While summer may be wrapping up, wildfire season isn’t over just yet.
The Ministry of Forests is urging people in B.C. to be careful about their use of fire over the coming long weekend.
The ministry says there is still potential for forest fuels and grasslands to dry out in many areas of the province with warm weather expected to continue.
There are already wildfires that are burning, with the potential for new, naturally occurring fires. Meanwhile, human-caused fires are preventable.
“I hope that all British Columbians can enjoy the Labour Day long weekend with friends and family,” said Forests Minister Doug Donaldson. “While this fire season hasn’t been as active as the past two summers, we still need everyone to remain vigilant and act responsibly.”
The BC Wildfire Service responded to 696 wildfires throughout the province between April 1 and Aug. 28. Fifty-seven per cent of those fires were caused by people. Over 21,141 hectares of land have been burned in B.C. since April 1.
Currently, campfires are allowed in all areas of the province that fall under BC Wildfire Service’s jurisdiction but local governments and other authorities like BC Parks have their own restrictions and bylaws that should be checked. A region-wide, blanket ban has not come down in Greater Victoria yet.
Campfires must not be larger than 0.5 metres high and 0.5 metres wide. The ministry says to never light a campfire or keep it burning in windy conditions because the wind may carry embers to other combustible material.
A fuel-free area where all flammable materials like grass, leaves and kindling are removed down to the soil, should be maintained around the campfire and the fire should never be left unattended.
It is also recommended to have a shovel or at least eight litres of water available to properly extinguish your campfire.
Those riding all-terrain vehicles or dirt bikes on Crown land must have a spark arrestor installed on the vehicle. The condition of the muffler should also be checked and buildup from hot spots should be cleared regularly. Smokers are being asked to dispose of cigarette butts responsibly as well.
Provincial conservation officers regularly patrol throughout B.C. and natural resource officers work closely with BC Wildfire Service staff to investigate the cause of wildfires and improper fire use when an open burning ban is in effect.

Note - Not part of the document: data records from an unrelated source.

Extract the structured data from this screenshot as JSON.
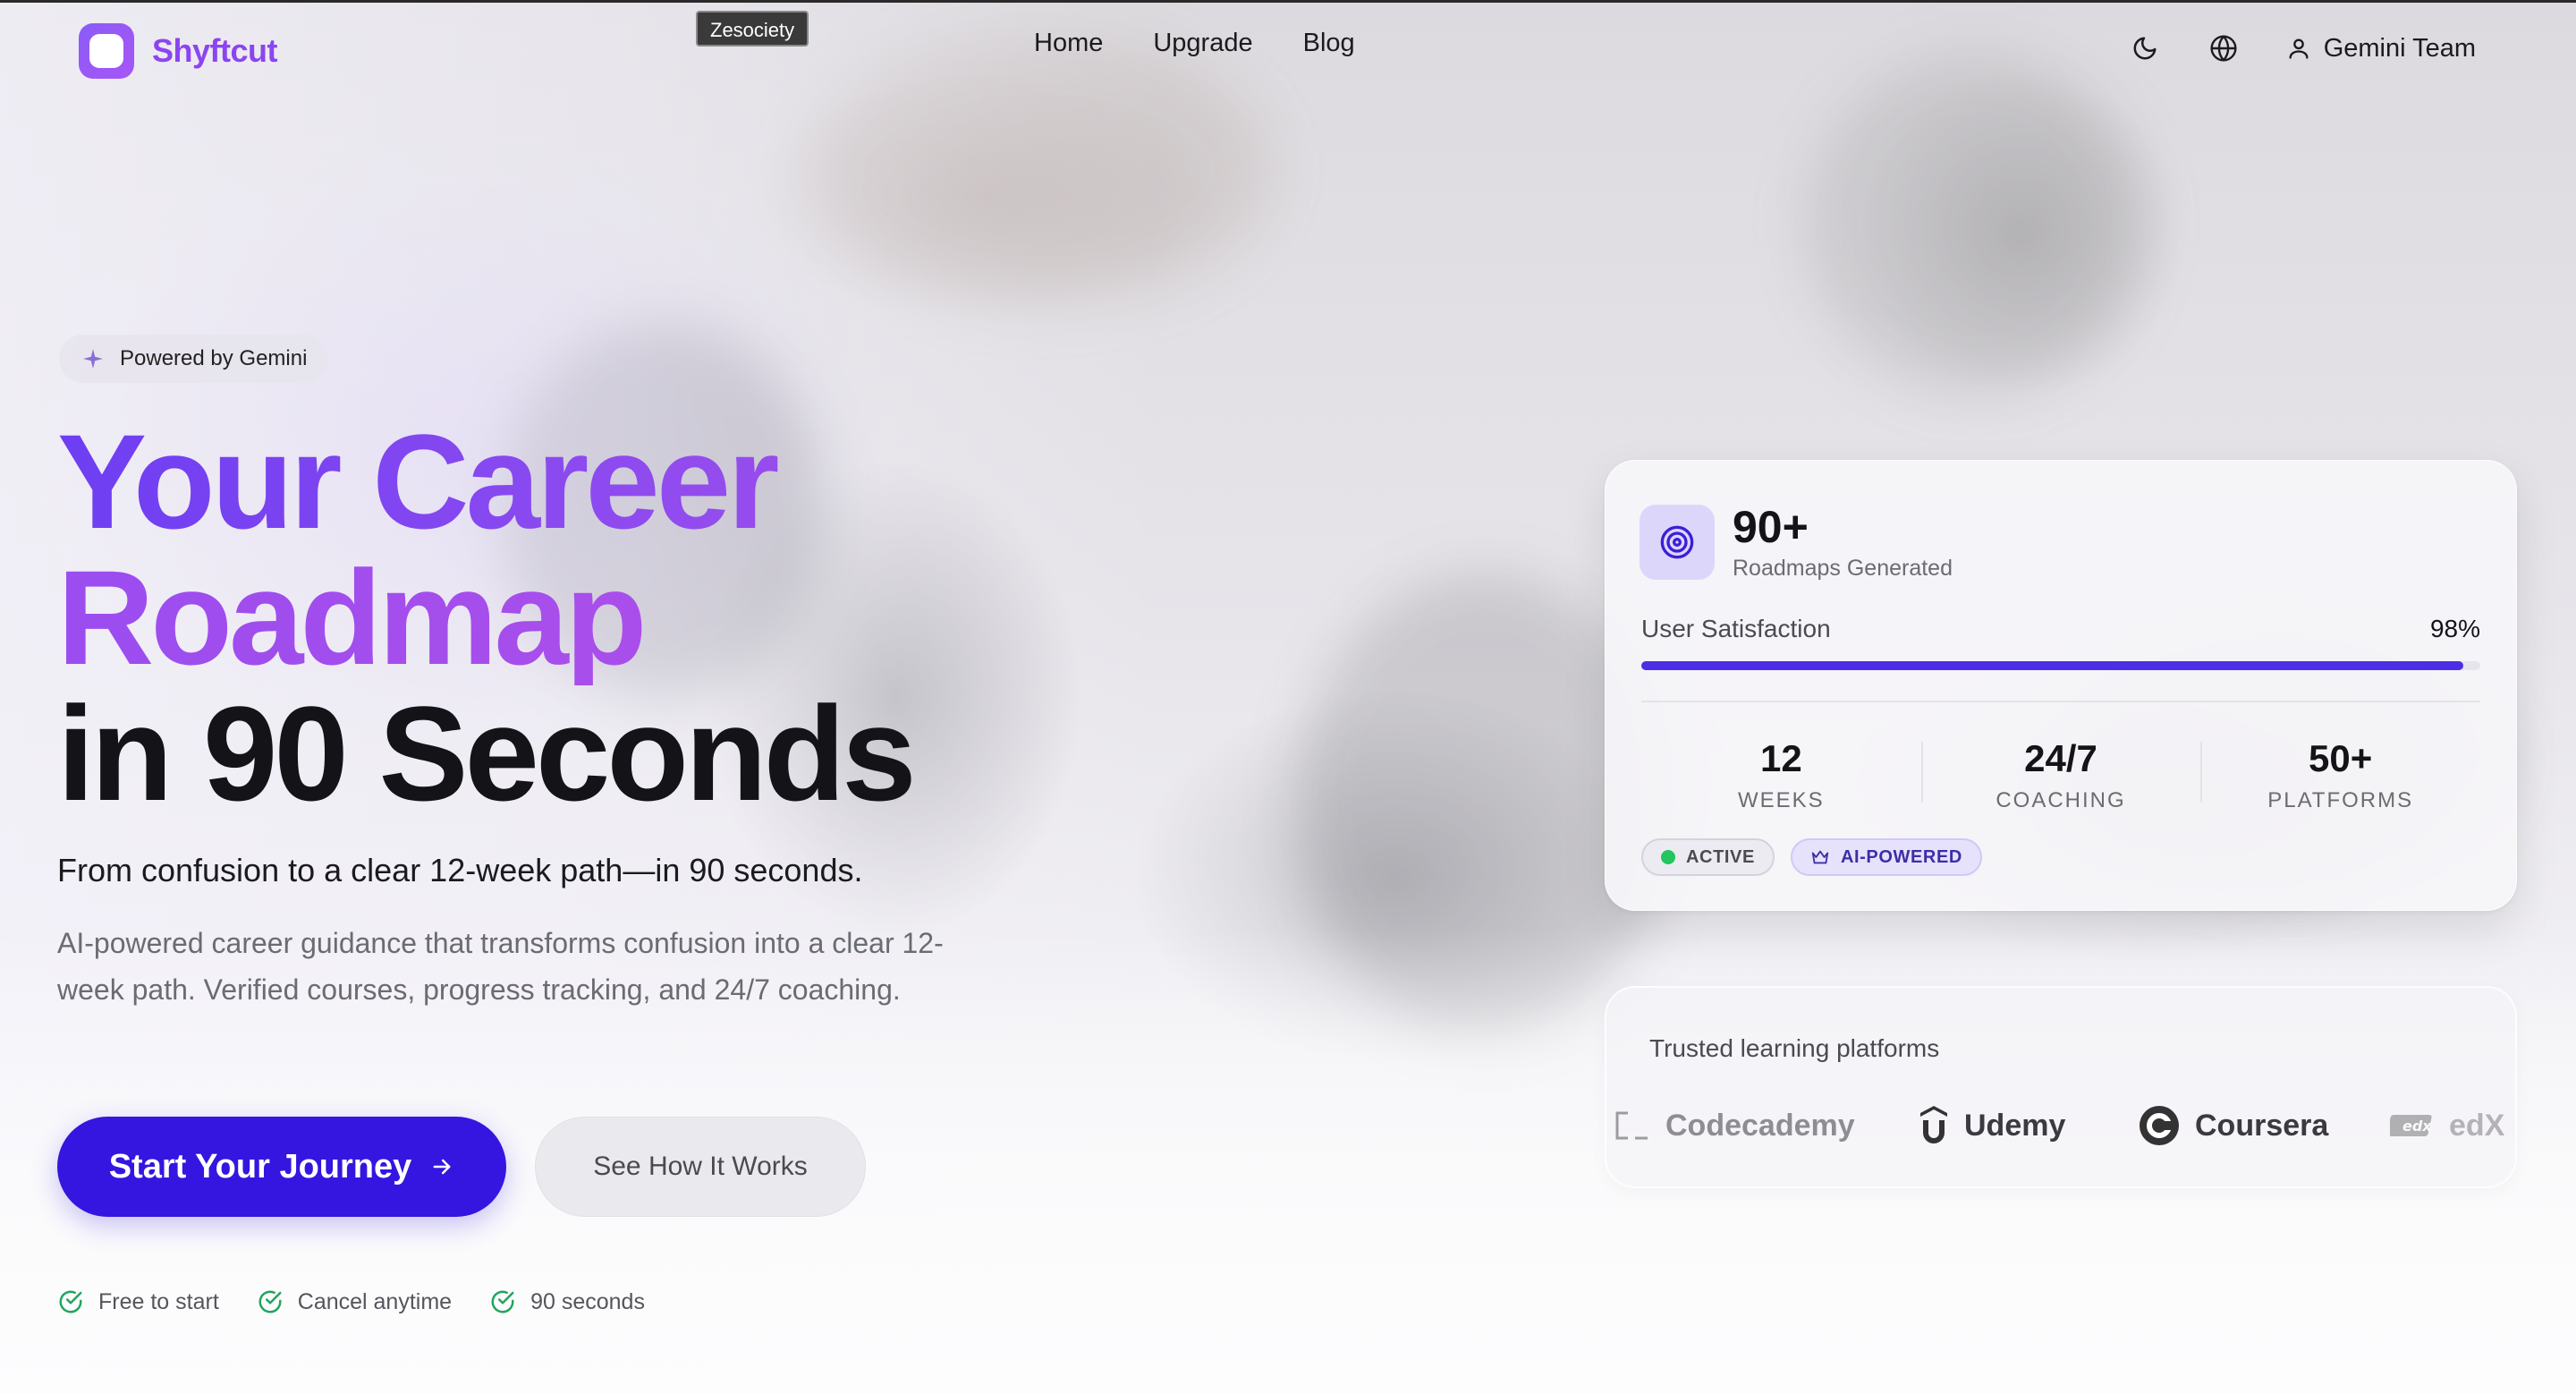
{
  "colors": {
    "brand": "#8b45f0",
    "primary_button": "#3416e0",
    "progress": "#4b2ee6",
    "check": "#22a55e"
  },
  "nav": {
    "brand": "Shyftcut",
    "tooltip": "Zesociety",
    "links": [
      "Home",
      "Upgrade",
      "Blog"
    ],
    "user": "Gemini Team",
    "icons": [
      "moon-icon",
      "globe-icon",
      "user-icon"
    ]
  },
  "hero": {
    "badge": "Powered by Gemini",
    "title_line1": "Your Career",
    "title_line2": "Roadmap",
    "title_line3": "in 90 Seconds",
    "subhead": "From confusion to a clear 12-week path—in 90 seconds.",
    "description": "AI-powered career guidance that transforms confusion into a clear 12-week path. Verified courses, progress tracking, and 24/7 coaching.",
    "cta_primary": "Start Your Journey",
    "cta_secondary": "See How It Works",
    "checks": [
      "Free to start",
      "Cancel anytime",
      "90 seconds"
    ]
  },
  "stats": {
    "count": "90+",
    "count_label": "Roadmaps Generated",
    "satisfaction_label": "User Satisfaction",
    "satisfaction_value": "98%",
    "satisfaction_fraction": 0.98,
    "metrics": [
      {
        "value": "12",
        "label": "WEEKS"
      },
      {
        "value": "24/7",
        "label": "COACHING"
      },
      {
        "value": "50+",
        "label": "PLATFORMS"
      }
    ],
    "tags": [
      "ACTIVE",
      "AI-POWERED"
    ]
  },
  "platforms": {
    "title": "Trusted learning platforms",
    "items": [
      "Codecademy",
      "Udemy",
      "Coursera",
      "edX"
    ]
  }
}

Anyone found in contravention of an open burning ban could receive a ticket of $1,150 and may have to pay an administrative penalty of up to $10,000. If convicted, they could be fined up to $100,000 or sentenced to one year in jail.

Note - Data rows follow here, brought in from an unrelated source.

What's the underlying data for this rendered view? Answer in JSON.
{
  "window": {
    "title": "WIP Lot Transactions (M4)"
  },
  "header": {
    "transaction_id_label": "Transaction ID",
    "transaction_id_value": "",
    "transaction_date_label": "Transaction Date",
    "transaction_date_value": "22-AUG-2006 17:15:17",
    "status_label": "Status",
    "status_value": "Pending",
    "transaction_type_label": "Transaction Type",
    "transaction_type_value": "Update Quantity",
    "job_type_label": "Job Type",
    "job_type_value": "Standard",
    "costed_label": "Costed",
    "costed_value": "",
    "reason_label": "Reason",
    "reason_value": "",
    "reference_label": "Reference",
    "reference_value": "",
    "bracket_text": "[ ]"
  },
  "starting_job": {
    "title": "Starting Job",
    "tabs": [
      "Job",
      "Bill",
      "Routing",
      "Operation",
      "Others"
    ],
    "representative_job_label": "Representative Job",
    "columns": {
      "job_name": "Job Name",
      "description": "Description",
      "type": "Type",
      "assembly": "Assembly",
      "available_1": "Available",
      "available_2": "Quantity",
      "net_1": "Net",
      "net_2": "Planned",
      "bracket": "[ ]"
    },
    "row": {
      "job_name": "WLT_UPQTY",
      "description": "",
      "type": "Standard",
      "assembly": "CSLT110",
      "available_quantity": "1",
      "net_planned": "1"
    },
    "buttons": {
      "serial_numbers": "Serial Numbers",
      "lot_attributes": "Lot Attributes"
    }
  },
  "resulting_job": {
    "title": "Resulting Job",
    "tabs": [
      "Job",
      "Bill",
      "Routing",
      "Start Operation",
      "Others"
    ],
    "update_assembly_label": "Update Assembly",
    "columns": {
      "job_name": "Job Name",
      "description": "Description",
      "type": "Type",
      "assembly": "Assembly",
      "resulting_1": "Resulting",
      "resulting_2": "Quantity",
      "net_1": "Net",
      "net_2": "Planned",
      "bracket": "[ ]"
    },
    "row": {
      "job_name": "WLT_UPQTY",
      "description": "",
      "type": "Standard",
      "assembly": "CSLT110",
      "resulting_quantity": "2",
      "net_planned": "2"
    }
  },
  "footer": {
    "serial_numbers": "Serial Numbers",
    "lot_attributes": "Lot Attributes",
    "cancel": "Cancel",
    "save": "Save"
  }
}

To report a wildfire, unattended campfire or open burning violation, call 1-800-663-5555 toll-free or *5555 on a cellphone.

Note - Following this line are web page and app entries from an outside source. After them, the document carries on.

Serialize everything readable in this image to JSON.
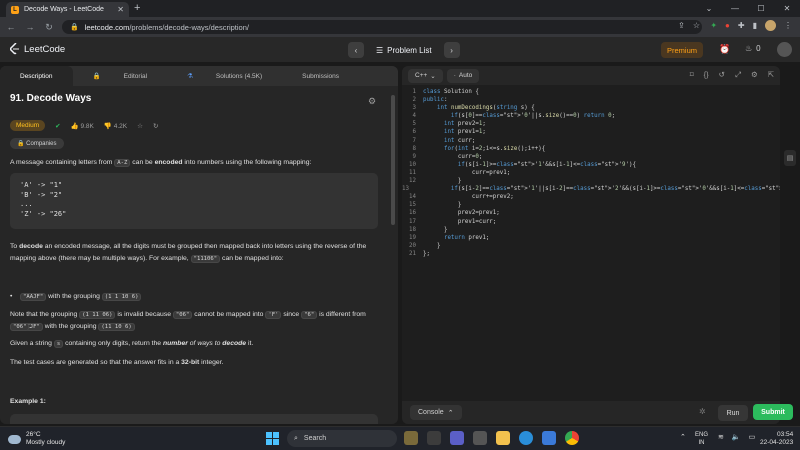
{
  "browser": {
    "tab_title": "Decode Ways - LeetCode",
    "url_host": "leetcode.com",
    "url_path": "/problems/decode-ways/description/"
  },
  "header": {
    "logo_text": "LeetCode",
    "problem_list_label": "Problem List",
    "premium_label": "Premium",
    "coin_count": "0"
  },
  "left_tabs": [
    {
      "label": "Description"
    },
    {
      "label": "Editorial"
    },
    {
      "label": "Solutions (4.5K)"
    },
    {
      "label": "Submissions"
    }
  ],
  "problem": {
    "title": "91. Decode Ways",
    "difficulty": "Medium",
    "likes": "9.8K",
    "dislikes": "4.2K",
    "companies_label": "Companies",
    "p1_a": "A message containing letters from ",
    "p1_code": "A-Z",
    "p1_b": " can be ",
    "p1_bold": "encoded",
    "p1_c": " into numbers using the following mapping:",
    "mapping": [
      "'A' -> \"1\"",
      "'B' -> \"2\"",
      "...",
      "'Z' -> \"26\""
    ],
    "p2_bold": "decode",
    "p2_a": "To ",
    "p2_b": " an encoded message, all the digits must be grouped then mapped back into letters using the reverse of the mapping above (there may be multiple ways). For example, ",
    "p2_code": "\"11106\"",
    "p2_c": " can be mapped into:",
    "bullet1_code": "\"AAJF\"",
    "bullet1_text": " with the grouping ",
    "bullet1_group": "(1 1 10 6)",
    "bullet2_code": "\"KJF\"",
    "bullet2_text": " with the grouping ",
    "bullet2_group": "(11 10 6)",
    "p3_a": "Note that the grouping ",
    "p3_code1": "(1 11 06)",
    "p3_b": " is invalid because ",
    "p3_code2": "\"06\"",
    "p3_c": " cannot be mapped into ",
    "p3_code3": "'F'",
    "p3_d": " since ",
    "p3_code4": "\"6\"",
    "p3_e": " is different from ",
    "p3_code5": "\"06\"",
    "p3_f": ".",
    "p4_a": "Given a string ",
    "p4_code": "s",
    "p4_b": " containing only digits, return the ",
    "p4_em": "number",
    "p4_c": " of ways to ",
    "p4_em2": "decode",
    "p4_d": " it.",
    "p5_a": "The test cases are generated so that the answer fits in a ",
    "p5_bold": "32-bit",
    "p5_b": " integer.",
    "example_heading": "Example 1:"
  },
  "editor": {
    "language": "C++",
    "mode": "Auto",
    "lines": [
      "class Solution {",
      "public:",
      "    int numDecodings(string s) {",
      "        if(s[0]=='0'||s.size()==0) return 0;",
      "      int prev2=1;",
      "      int prev1=1;",
      "      int curr;",
      "      for(int i=2;i<=s.size();i++){",
      "          curr=0;",
      "          if(s[i-1]>='1'&&s[i-1]<='9'){",
      "              curr=prev1;",
      "          }",
      "          if(s[i-2]=='1'||s[i-2]=='2'&&(s[i-1]>='0'&&s[i-1]<='6')){",
      "              curr+=prev2;",
      "          }",
      "          prev2=prev1;",
      "          prev1=curr;",
      "      }",
      "      return prev1;",
      "    }",
      "};"
    ],
    "console_label": "Console",
    "run_label": "Run",
    "submit_label": "Submit"
  },
  "taskbar": {
    "temp": "26°C",
    "weather": "Mostly cloudy",
    "search_label": "Search",
    "lang_top": "ENG",
    "lang_bottom": "IN",
    "time": "03:54",
    "date": "22-04-2023"
  }
}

Up-to-date information on wildfire activity, restrictions and more can be found at www.bcwildfire.ca or by calling 1 888-3-FOREST.
To learn about the FireSmart program, visit www.firesmartbc.ca. More information about open-burning prohibitions and wildfire prevention can be found on the province’s website.